One of the most visually striking effects is found in the high aerial views during the eruption - looking down, you see it all happening, and then one or more fireballs will flash across the screen, leaving an expanding smoke trail. With the movement of the (virtual) "camera" point of view juxtaposed against those smoke trails, you might for a moment believe your screen has been transformed into 3D. The geologists tell us the fireballs are hokey, but the effect, visually, is brilliant.
I'm a serious enthusiast for the Roman world. I've got 'em all, from "Ben Hur" and "Cleopatra" to "Rome" and "Gladiator". This movie has one real saving grace - its beautiful visualization of Pompeii before the volcano destroyed it. Beautifully reconstructed, beautifully photographed - really, it's gorgeous. (Including the arena, which looks a lot like the surviving pictures!). I really enjoyed watching the first half, and seeing that window back in time.
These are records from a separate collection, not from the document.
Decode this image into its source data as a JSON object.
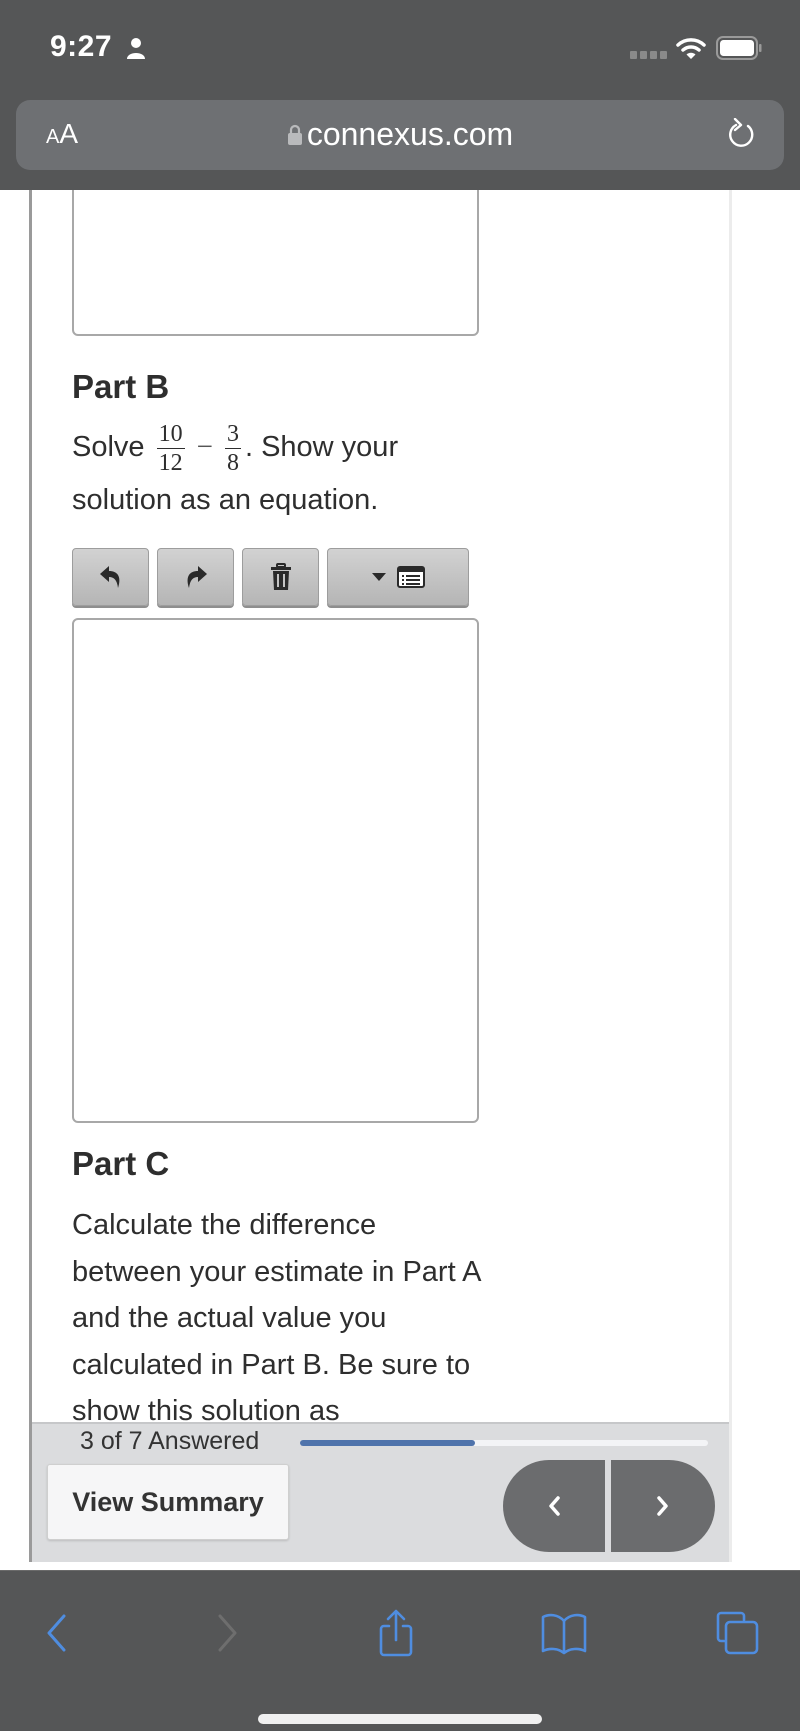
{
  "status_bar": {
    "time": "9:27",
    "icons": [
      "person-icon",
      "cellular-signal-icon",
      "wifi-icon",
      "battery-icon"
    ]
  },
  "browser": {
    "text_size_button": {
      "small": "A",
      "large": "A"
    },
    "url": "connexus.com",
    "icons": [
      "lock-icon",
      "reload-icon"
    ]
  },
  "content": {
    "part_b": {
      "title": "Part B",
      "prefix": "Solve",
      "fraction1": {
        "numerator": "10",
        "denominator": "12"
      },
      "operator": "−",
      "fraction2": {
        "numerator": "3",
        "denominator": "8"
      },
      "suffix": ". Show your solution as an equation."
    },
    "toolbar": {
      "buttons": [
        {
          "name": "undo",
          "icon": "undo-icon"
        },
        {
          "name": "redo",
          "icon": "redo-icon"
        },
        {
          "name": "delete",
          "icon": "trash-icon"
        },
        {
          "name": "insert-menu",
          "icon": "dropdown-list-icon"
        }
      ]
    },
    "part_c": {
      "title": "Part C",
      "text": "Calculate the difference between your estimate in Part A and the actual value you calculated in Part B. Be sure to show this solution as"
    }
  },
  "footer": {
    "answered_label": "3 of 7 Answered",
    "answered": 3,
    "total": 7,
    "progress_fraction": 0.4286,
    "view_summary_label": "View Summary",
    "prev_label": "‹",
    "next_label": "›"
  },
  "bottom_bar": {
    "icons": [
      "back-icon",
      "forward-icon",
      "share-icon",
      "bookmarks-icon",
      "tabs-icon"
    ]
  },
  "colors": {
    "chrome_dark": "#555657",
    "progress_blue": "#4f73ab",
    "safari_blue": "#4f8de0",
    "text": "#2e2e2e"
  }
}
For that, and that alone, I'll buy it. (EDIT: I bought it.)
BTW - for the story they SHOULD have made, read the book, "Pompeii", by Robert Harris. A far better story, by a writer who knows how to use history without abusing it, with a surprising yet believable ending. There was talk that it might be produced as a movie. Sadly, this one probably killed its chance.
Further recommended reading: "A Day of Fire," by Stephanie Dray, Ben Kane, et al. This novel by six authors, each with one character and one story, recreates the world and the event brilliantly. Tell them I sent you.
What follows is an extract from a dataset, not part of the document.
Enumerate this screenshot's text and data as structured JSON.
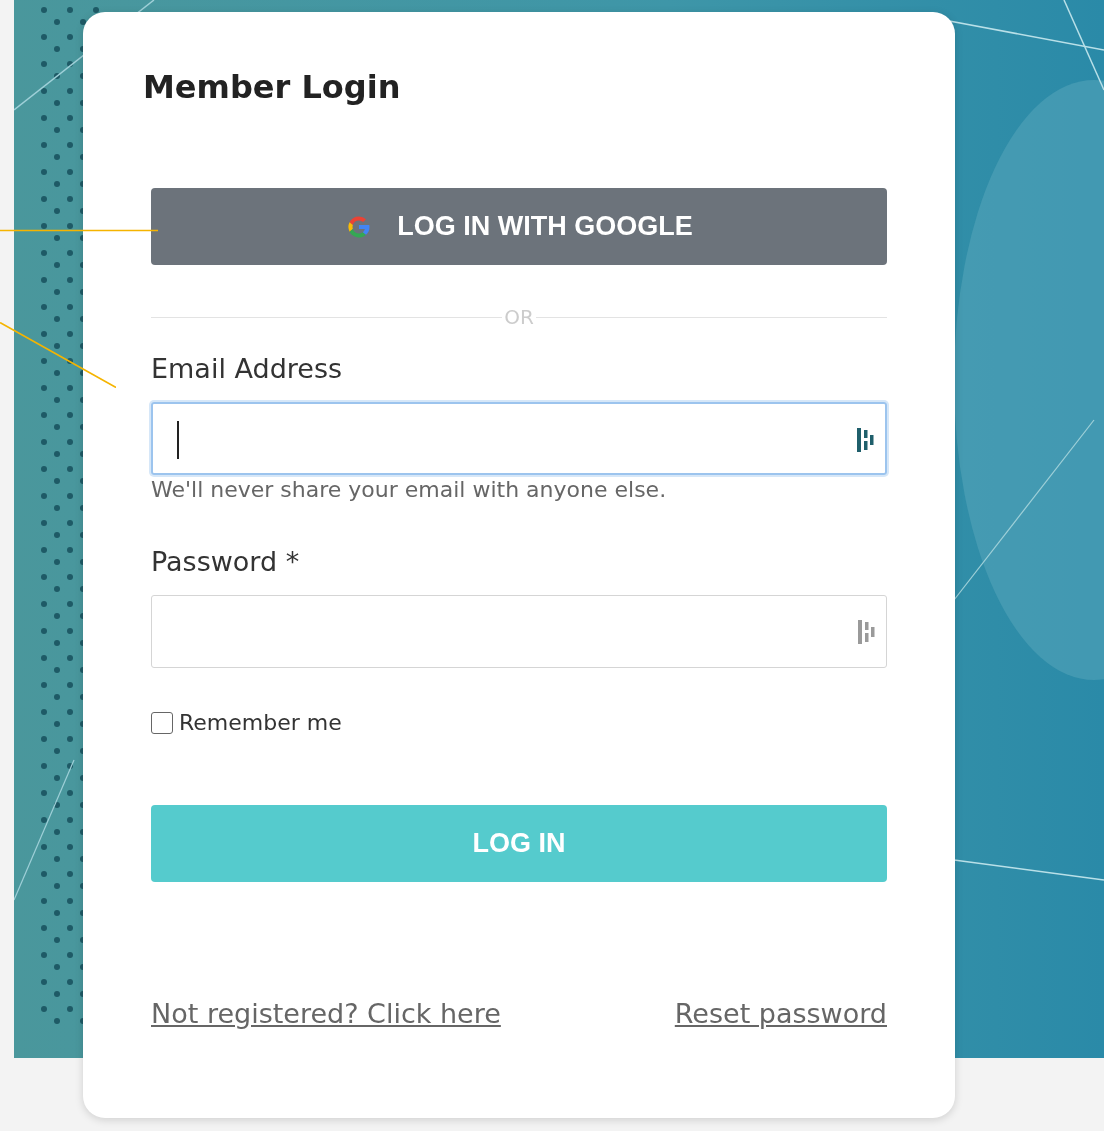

13 of 16 people found the following review helpful
on June 16, 2014
Imagine "Titanic" and "Gladiator" hooked up after a drunken tequila love-fest to spawn a deformed, mutant movie-child.
You may wonder how these two could possibly combine into a single entity -- but still try. Imagine a movie that has the sappy Romeo-and-Juliet, rich beauty falls for lowly commoner construct of Titanic; the angry, undefeatable, indefatigable slave-hero of Gladiator (complete with an African sidekick who saves the hero while pining for his family); the totally boring, one-dimensional meanie from either movie, entire scenes lifted from both movies, entire scenes lifted from the horse whisperer (whoops, that's TV). Now, mind you, this devil child possesses none of the interesting characteristics of its parents, none of their redeeming bits. No. Instead this wretched creature is crippled by inept writing, useless direction, pathetic acting (by actors out of their element in a kindergarten Christmas play), and of course, absolutely zero historical merit.
Can you imagine this pathetic thing? Well stop trying. The reality is that Pompeii is far worse than anything one could possibly imagine. There is nothing of any merit. Ed Wood's movies are better. Ed Wood at least tried. (Well, there's one redeeming part - the actual volcano is pretty cool. Maybe because it snuffs out all the whiny actors. Whoever did the CGI, you get the single star. Everything else was a complete waste of precious time.)
Or to put another way, I rented this movie for free with a Redbox coupon and I still got ripped off. If you must see it, best see it drunk out of your mind.